- **RECORDS FOR THIS TASK**
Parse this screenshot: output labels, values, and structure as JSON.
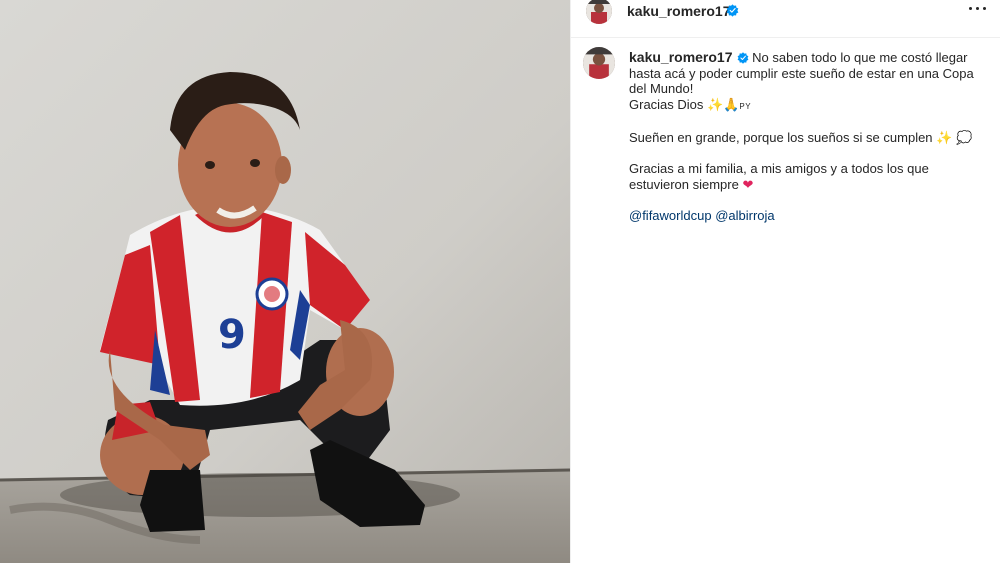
{
  "post": {
    "username": "kaku_romero17",
    "verified": true,
    "caption": {
      "line1": "No saben todo lo que me costó llegar hasta acá y poder cumplir este sueño de estar en una Copa del Mundo!",
      "line2": "Gracias Dios",
      "line2_emoji": "✨🙏",
      "line2_flag": "PY",
      "line3": "Sueñen en grande, porque los sueños si se cumplen",
      "line3_emoji": "✨ 💭",
      "line4": "Gracias a mi familia, a mis amigos y a todos los que estuvieron siempre",
      "line4_emoji": "❤",
      "mention1": "@fifaworldcup",
      "mention2": "@albirroja"
    },
    "photo": {
      "jersey_number": "9"
    }
  },
  "colors": {
    "verified_blue": "#0095f6",
    "mention_blue": "#00376b",
    "text": "#262626",
    "jersey_red": "#d0232b",
    "jersey_blue": "#1d3f95"
  },
  "icons": {
    "more": "more-options-icon",
    "verified": "verified-badge-icon"
  }
}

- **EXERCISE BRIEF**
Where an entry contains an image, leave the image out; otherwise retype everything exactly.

- **WRITTEN REPLY**
Parse this screenshot: output labels, values, and structure as JSON.
{
  "post": {
    "username": "kaku_romero17",
    "verified": true,
    "caption": {
      "line1": "No saben todo lo que me costó llegar hasta acá y poder cumplir este sueño de estar en una Copa del Mundo!",
      "line2": "Gracias Dios",
      "line2_emoji": "✨🙏",
      "line2_flag": "PY",
      "line3": "Sueñen en grande, porque los sueños si se cumplen",
      "line3_emoji": "✨ 💭",
      "line4": "Gracias a mi familia, a mis amigos y a todos los que estuvieron siempre",
      "line4_emoji": "❤",
      "mention1": "@fifaworldcup",
      "mention2": "@albirroja"
    },
    "photo": {
      "jersey_number": "9"
    }
  },
  "colors": {
    "verified_blue": "#0095f6",
    "mention_blue": "#00376b",
    "text": "#262626",
    "jersey_red": "#d0232b",
    "jersey_blue": "#1d3f95"
  },
  "icons": {
    "more": "more-options-icon",
    "verified": "verified-badge-icon"
  }
}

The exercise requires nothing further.